“Getting Bin Laden,” published in this week’s New Yorker and online today, has all the trappings of a Hollywood espionage thriller. Having spoken to numerous officials in the military, the Obama administration, and the Navy SEALS of Team Six, writer Nicholas Schmidle paints a thrilling play-by-play of the mission’s preparation, execution and aftermath. Including the chilling radio message confirming the death of Osama bin Laden: “For God and country—Geronimo, Geronimo, Geronimo.”

You can find the full text here.

Some particularly interesting scenes include the moments immediately following the crash of the first Blackhawk helicopter, caught in the rotor wash bouncing off the compound’s walls:

“Eternity is defined as the time be tween when you see something go awry and that first voice report,” the special-operations officer said. The officials in Washington viewed the aerial footage and waited anxiously to hear a military communication. The senior adviser to the President compared the experience to watching “the climax of a movie.”

The initial moment of contact:

“Three SEALs shuttled past Khalid’s body and blew open another metal cage, which obstructed the staircase leading to the third floor. Bounding up the unlit stairs, they scanned the railed landing. On the top stair, the lead SEAL swivelled right; with his night-vision goggles, he discerned that a tall, rangy man with a fist-length beard was peeking out from behind a bedroom door, ten feet away.”

And the disposal of the body:

“Bin Laden’s body was washed, wrapped in a white burial shroud, weighted, and then slipped inside a bag. The process was done “in strict conformance with Islamic precepts and practices,” Brennan later told reporters. The JSOC liaison, the military-police contingent, and several sailors placed the shrouded body on an open-air elevator, and rode down with it to the lower level, which functions as a hangar for airplanes. From a height of between twenty and twenty-five feet above the waves, they heaved the corpse into the water.”

Aside from the detailed tick-tock of the operation, another point of interest here is the future precedent set in the special operations world by the mission’s success: Several administration and military figures, including vice-chairman of the Joint Chiefs of Staff James Cartwright, are quoted expressing confidence in the likelihood (and success) of similar missions in the future.

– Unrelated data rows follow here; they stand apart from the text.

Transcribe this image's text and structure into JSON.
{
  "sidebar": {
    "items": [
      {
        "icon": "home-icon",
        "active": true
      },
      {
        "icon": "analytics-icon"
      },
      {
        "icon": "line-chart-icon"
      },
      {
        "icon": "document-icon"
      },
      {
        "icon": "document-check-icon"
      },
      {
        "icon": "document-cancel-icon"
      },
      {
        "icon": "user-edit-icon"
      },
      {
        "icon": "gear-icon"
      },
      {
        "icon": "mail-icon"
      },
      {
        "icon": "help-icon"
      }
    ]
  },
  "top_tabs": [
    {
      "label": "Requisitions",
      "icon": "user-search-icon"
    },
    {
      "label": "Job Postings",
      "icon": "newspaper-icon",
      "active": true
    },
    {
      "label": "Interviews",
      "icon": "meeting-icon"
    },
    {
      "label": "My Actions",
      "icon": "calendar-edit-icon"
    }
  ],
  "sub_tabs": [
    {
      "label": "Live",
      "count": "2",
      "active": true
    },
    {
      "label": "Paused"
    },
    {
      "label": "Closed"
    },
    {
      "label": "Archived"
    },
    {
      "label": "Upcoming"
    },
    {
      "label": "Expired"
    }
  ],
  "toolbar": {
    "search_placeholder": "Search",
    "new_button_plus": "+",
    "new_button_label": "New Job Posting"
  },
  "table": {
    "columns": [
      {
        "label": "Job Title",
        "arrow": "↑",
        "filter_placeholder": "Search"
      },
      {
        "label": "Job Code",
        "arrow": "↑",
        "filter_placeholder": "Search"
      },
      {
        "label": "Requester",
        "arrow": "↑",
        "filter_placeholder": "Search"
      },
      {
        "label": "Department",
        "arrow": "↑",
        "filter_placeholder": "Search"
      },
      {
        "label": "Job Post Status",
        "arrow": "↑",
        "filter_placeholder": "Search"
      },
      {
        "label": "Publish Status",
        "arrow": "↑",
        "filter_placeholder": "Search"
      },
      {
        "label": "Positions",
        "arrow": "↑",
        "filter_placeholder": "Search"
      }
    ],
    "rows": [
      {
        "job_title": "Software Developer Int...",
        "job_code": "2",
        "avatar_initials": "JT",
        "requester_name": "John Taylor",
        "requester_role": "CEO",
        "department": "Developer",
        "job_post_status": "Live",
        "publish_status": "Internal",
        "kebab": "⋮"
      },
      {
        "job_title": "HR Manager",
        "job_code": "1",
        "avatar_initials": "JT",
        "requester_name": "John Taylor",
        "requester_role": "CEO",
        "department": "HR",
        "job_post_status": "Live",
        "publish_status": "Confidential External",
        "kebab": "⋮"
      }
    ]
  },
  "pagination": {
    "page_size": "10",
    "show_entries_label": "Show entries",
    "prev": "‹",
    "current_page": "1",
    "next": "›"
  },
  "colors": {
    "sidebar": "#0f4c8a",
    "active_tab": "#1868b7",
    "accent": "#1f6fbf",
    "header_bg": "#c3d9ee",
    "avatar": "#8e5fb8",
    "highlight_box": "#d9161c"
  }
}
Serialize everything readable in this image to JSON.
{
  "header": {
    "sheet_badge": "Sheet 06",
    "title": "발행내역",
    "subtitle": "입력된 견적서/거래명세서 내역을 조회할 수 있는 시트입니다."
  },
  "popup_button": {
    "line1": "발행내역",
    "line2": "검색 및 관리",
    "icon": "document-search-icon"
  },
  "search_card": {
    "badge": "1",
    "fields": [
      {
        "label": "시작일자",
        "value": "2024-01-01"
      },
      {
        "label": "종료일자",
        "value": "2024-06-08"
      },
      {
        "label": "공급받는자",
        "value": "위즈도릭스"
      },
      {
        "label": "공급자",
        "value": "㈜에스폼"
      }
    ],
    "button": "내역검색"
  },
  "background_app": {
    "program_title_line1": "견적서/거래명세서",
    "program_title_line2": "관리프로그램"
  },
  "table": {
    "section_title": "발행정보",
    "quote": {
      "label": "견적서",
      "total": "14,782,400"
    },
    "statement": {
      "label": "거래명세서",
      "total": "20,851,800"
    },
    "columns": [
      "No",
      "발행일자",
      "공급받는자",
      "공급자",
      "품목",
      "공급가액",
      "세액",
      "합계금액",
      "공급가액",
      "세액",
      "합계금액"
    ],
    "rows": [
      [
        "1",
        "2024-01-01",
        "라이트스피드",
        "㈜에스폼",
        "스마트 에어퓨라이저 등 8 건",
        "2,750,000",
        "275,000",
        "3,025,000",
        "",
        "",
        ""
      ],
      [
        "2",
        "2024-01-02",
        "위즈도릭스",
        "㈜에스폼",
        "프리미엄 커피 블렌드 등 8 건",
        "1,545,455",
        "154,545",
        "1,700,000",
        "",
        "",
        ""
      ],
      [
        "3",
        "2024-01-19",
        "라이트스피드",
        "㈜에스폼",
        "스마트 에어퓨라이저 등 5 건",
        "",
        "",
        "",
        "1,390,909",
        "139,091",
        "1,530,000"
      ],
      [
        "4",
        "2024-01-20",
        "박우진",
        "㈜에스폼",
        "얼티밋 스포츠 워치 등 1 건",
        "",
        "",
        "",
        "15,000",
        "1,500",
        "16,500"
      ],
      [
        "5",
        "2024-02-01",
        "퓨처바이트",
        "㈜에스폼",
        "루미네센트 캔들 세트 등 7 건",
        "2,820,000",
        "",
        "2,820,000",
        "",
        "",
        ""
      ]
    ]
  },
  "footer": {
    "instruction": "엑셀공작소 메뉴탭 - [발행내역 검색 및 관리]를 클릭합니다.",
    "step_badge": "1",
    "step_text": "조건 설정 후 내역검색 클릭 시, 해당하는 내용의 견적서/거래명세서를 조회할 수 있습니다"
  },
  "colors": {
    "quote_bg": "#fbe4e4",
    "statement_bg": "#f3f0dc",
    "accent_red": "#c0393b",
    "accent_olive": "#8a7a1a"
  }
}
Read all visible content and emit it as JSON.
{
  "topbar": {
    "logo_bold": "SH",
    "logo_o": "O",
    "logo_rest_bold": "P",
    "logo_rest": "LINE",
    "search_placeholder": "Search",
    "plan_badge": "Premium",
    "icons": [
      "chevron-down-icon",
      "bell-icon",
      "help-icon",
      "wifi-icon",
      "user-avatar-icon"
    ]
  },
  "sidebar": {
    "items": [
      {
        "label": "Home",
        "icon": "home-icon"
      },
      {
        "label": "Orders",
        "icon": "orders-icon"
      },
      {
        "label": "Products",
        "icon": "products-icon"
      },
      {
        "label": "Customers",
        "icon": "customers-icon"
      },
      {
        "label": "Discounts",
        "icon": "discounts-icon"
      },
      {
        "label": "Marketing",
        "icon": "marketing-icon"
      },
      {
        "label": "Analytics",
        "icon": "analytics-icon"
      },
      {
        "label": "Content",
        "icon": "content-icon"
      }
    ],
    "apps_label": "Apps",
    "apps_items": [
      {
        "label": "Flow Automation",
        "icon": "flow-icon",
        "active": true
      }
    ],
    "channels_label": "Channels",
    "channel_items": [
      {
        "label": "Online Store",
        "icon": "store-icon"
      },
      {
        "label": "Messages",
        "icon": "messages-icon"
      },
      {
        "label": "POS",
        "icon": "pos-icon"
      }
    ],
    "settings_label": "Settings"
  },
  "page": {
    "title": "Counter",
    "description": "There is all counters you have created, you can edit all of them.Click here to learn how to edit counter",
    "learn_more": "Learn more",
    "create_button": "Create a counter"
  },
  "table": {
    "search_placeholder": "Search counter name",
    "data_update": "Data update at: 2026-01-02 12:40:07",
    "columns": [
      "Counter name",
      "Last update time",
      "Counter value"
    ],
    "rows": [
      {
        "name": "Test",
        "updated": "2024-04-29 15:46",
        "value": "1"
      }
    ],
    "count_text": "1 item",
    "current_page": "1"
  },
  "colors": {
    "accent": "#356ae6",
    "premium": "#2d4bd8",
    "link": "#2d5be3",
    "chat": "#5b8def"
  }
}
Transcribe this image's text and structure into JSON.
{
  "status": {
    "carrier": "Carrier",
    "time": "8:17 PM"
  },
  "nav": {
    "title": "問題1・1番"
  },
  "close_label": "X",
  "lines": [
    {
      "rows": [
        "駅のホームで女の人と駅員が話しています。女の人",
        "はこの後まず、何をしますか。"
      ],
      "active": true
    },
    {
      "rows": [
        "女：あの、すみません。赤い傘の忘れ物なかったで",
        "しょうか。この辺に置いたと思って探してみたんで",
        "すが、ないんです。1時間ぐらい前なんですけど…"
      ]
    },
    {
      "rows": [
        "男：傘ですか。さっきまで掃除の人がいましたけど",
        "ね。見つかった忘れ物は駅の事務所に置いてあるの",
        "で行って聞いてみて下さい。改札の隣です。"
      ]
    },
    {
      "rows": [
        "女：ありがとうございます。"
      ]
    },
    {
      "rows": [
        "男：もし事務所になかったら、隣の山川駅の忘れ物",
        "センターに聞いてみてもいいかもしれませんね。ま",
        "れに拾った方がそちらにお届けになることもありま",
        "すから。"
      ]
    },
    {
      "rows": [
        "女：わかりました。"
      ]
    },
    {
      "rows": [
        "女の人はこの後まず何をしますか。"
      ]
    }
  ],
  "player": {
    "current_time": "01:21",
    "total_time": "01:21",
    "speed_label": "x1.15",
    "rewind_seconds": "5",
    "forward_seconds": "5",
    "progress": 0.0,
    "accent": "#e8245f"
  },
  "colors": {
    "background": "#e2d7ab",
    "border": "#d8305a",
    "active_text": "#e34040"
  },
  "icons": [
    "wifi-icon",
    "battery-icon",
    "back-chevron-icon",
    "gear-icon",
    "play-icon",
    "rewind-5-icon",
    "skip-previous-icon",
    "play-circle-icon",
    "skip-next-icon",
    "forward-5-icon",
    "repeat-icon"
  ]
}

But perhaps most interesting of all is the revelation of just how frequently covert missions are staged inside Pakistan. A special operations officer quoted anonymously in the article cites ten to twelve prior missions performed by the same elite SEAL team in Pakistan.

New Yorker